Wherever the word "test" appears in a line of the records, copy that line.

Provided records =>
· · · · · · ·

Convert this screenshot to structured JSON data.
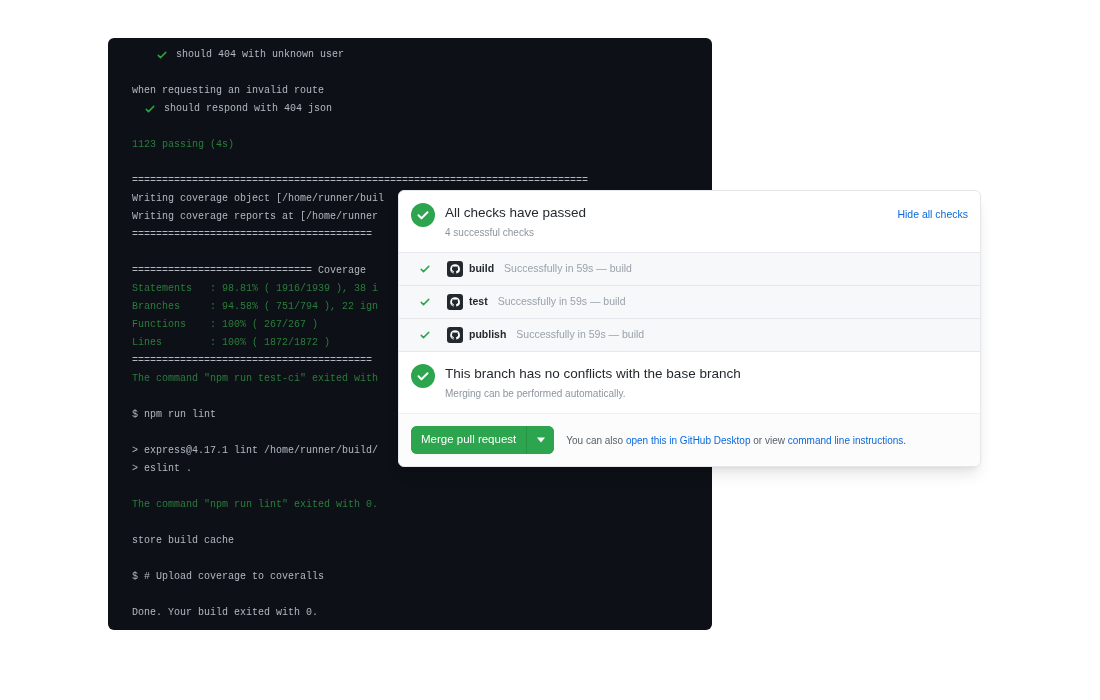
{
  "terminal": {
    "blocks": [
      {
        "lines": [
          {
            "kind": "check-deep",
            "text": "should 404 with unknown user"
          }
        ]
      },
      {
        "lines": [
          {
            "kind": "plain",
            "text": "when requesting an invalid route"
          },
          {
            "kind": "check",
            "text": "should respond with 404 json"
          }
        ]
      },
      {
        "lines": [
          {
            "kind": "success",
            "text": "1123 passing (4s)"
          }
        ]
      },
      {
        "lines": [
          {
            "kind": "plain",
            "text": "============================================================================"
          },
          {
            "kind": "plain",
            "text": "Writing coverage object [/home/runner/buil"
          },
          {
            "kind": "plain",
            "text": "Writing coverage reports at [/home/runner"
          },
          {
            "kind": "plain",
            "text": "========================================"
          }
        ]
      },
      {
        "lines": [
          {
            "kind": "plain",
            "text": "============================== Coverage"
          },
          {
            "kind": "success",
            "text": "Statements   : 98.81% ( 1916/1939 ), 38 i"
          },
          {
            "kind": "success",
            "text": "Branches     : 94.58% ( 751/794 ), 22 ign"
          },
          {
            "kind": "success",
            "text": "Functions    : 100% ( 267/267 )"
          },
          {
            "kind": "success",
            "text": "Lines        : 100% ( 1872/1872 )"
          },
          {
            "kind": "plain",
            "text": "========================================"
          },
          {
            "kind": "success",
            "text": "The command \"npm run test-ci\" exited with"
          }
        ]
      },
      {
        "lines": [
          {
            "kind": "plain",
            "text": "$ npm run lint"
          }
        ]
      },
      {
        "lines": [
          {
            "kind": "plain",
            "text": "> express@4.17.1 lint /home/runner/build/"
          },
          {
            "kind": "plain",
            "text": "> eslint ."
          }
        ]
      },
      {
        "lines": [
          {
            "kind": "success",
            "text": "The command \"npm run lint\" exited with 0."
          }
        ]
      },
      {
        "lines": [
          {
            "kind": "plain",
            "text": "store build cache"
          }
        ]
      },
      {
        "lines": [
          {
            "kind": "plain",
            "text": "$ # Upload coverage to coveralls"
          }
        ]
      },
      {
        "lines": [
          {
            "kind": "plain",
            "text": "Done. Your build exited with 0."
          }
        ]
      }
    ]
  },
  "checks_card": {
    "title": "All checks have passed",
    "subtitle": "4 successful checks",
    "toggle_link": "Hide all checks",
    "checks": [
      {
        "name": "build",
        "status": "Successfully in 59s — build",
        "passed": true
      },
      {
        "name": "test",
        "status": "Successfully in 59s — build",
        "passed": true
      },
      {
        "name": "publish",
        "status": "Successfully in 59s — build",
        "passed": true
      }
    ],
    "merge_status": {
      "title": "This branch has no conflicts with the base branch",
      "subtitle": "Merging can be performed automatically."
    },
    "merge_button": "Merge pull request",
    "footer": {
      "prefix": "You can also",
      "link_1": "open this in GitHub Desktop",
      "middle": "or view",
      "link_2": "command line instructions",
      "suffix": "."
    }
  }
}
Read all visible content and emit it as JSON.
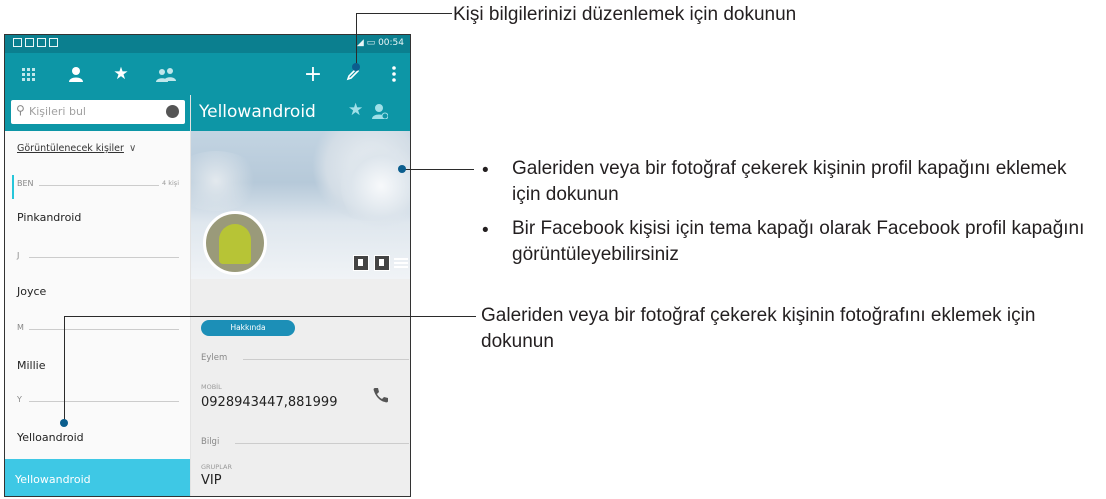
{
  "status_bar": {
    "time": "00:54"
  },
  "toolbar": {
    "icons": [
      "dialpad-icon",
      "person-icon",
      "star-icon",
      "groups-icon",
      "add-icon",
      "edit-icon",
      "overflow-menu-icon"
    ]
  },
  "search": {
    "placeholder": "Kişileri bul"
  },
  "filter": {
    "label": "Görüntülenecek kişiler"
  },
  "contacts": {
    "sections": [
      {
        "header": "BEN",
        "count": "4 kişi",
        "items": [
          "Pinkandroid"
        ]
      },
      {
        "header": "J",
        "items": [
          "Joyce"
        ]
      },
      {
        "header": "M",
        "items": [
          "Millie"
        ]
      },
      {
        "header": "Y",
        "items": [
          "Yelloandroid"
        ]
      }
    ],
    "selected": "Yellowandroid"
  },
  "detail": {
    "name": "Yellowandroid",
    "about_button": "Hakkında",
    "action_header": "Eylem",
    "phone_label": "MOBİL",
    "phone_value": "0928943447,881999",
    "info_header": "Bilgi",
    "groups_label": "GRUPLAR",
    "groups_value": "VIP"
  },
  "callouts": {
    "edit": "Kişi bilgilerinizi düzenlemek için dokunun",
    "cover_bullets": [
      "Galeriden veya bir fotoğraf çekerek kişinin profil kapağını eklemek için dokunun",
      "Bir Facebook kişisi için tema kapağı olarak Facebook profil kapağını görüntüleyebilirsiniz"
    ],
    "photo": "Galeriden veya bir fotoğraf çekerek kişinin fotoğrafını eklemek için dokunun"
  },
  "colors": {
    "teal_bar": "#0d96a6",
    "selected_row": "#3ec8e5",
    "callout_dot": "#0b5e8e"
  }
}
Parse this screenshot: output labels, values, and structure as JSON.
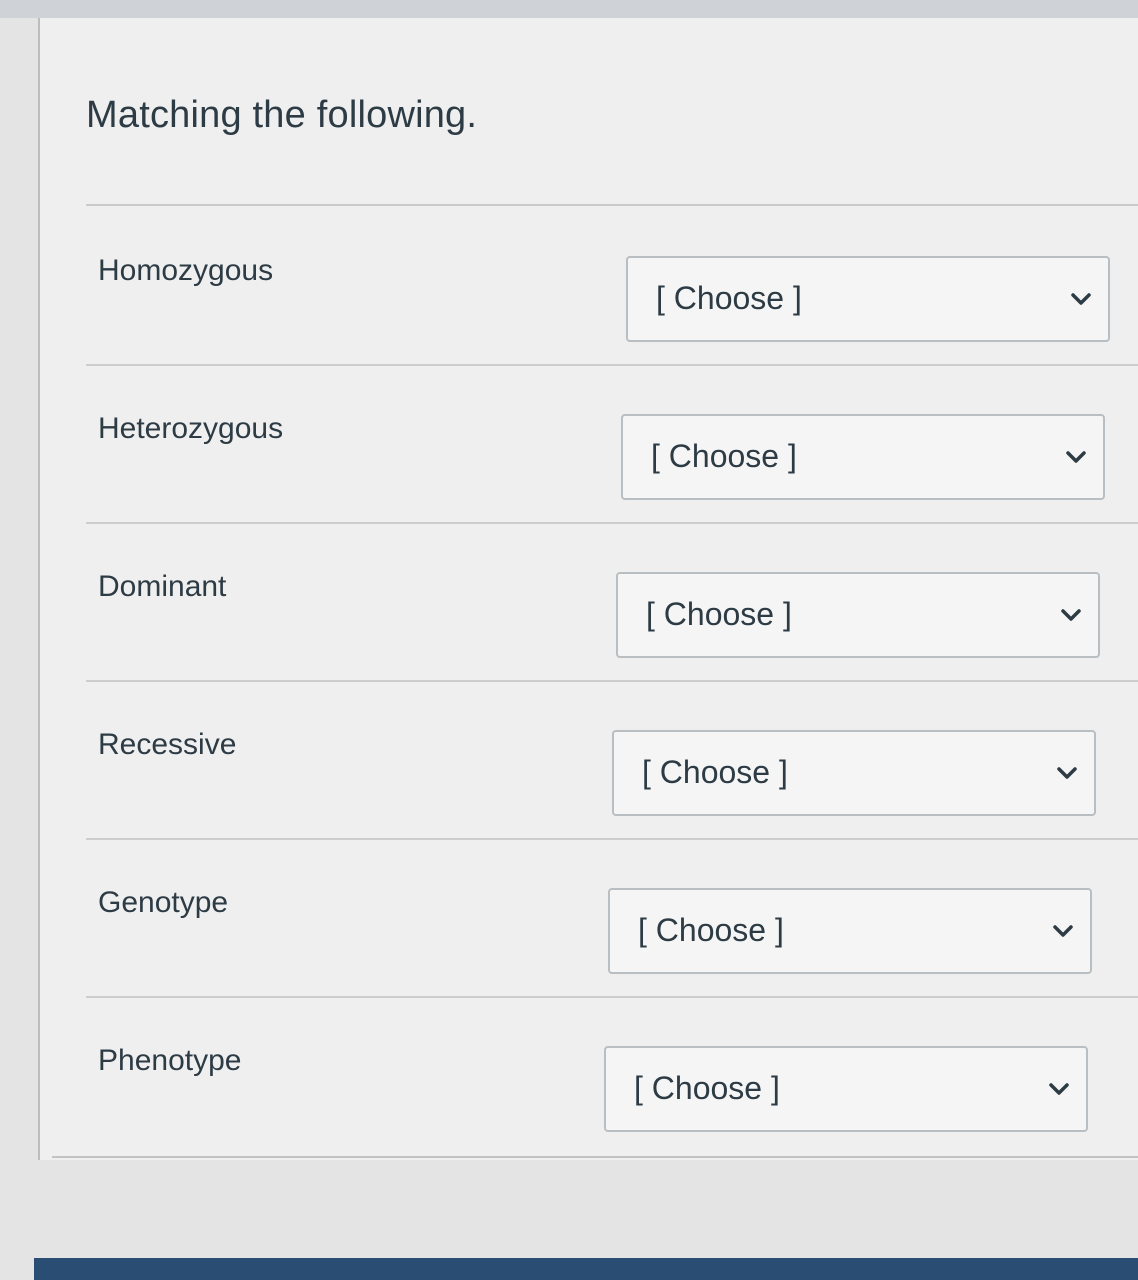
{
  "question": {
    "title": "Matching the following."
  },
  "rows": [
    {
      "term": "Homozygous",
      "selected": "[ Choose ]"
    },
    {
      "term": "Heterozygous",
      "selected": "[ Choose ]"
    },
    {
      "term": "Dominant",
      "selected": "[ Choose ]"
    },
    {
      "term": "Recessive",
      "selected": "[ Choose ]"
    },
    {
      "term": "Genotype",
      "selected": "[ Choose ]"
    },
    {
      "term": "Phenotype",
      "selected": "[ Choose ]"
    }
  ],
  "icons": {
    "dropdown": "chevron-down-icon"
  },
  "colors": {
    "text": "#2d3b45",
    "select_border": "#b9bec2",
    "page_background": "#efefef"
  }
}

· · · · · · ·

Answer area =>
            "text": "The command \"npm run test-ci\" exited with"
        "name": "test",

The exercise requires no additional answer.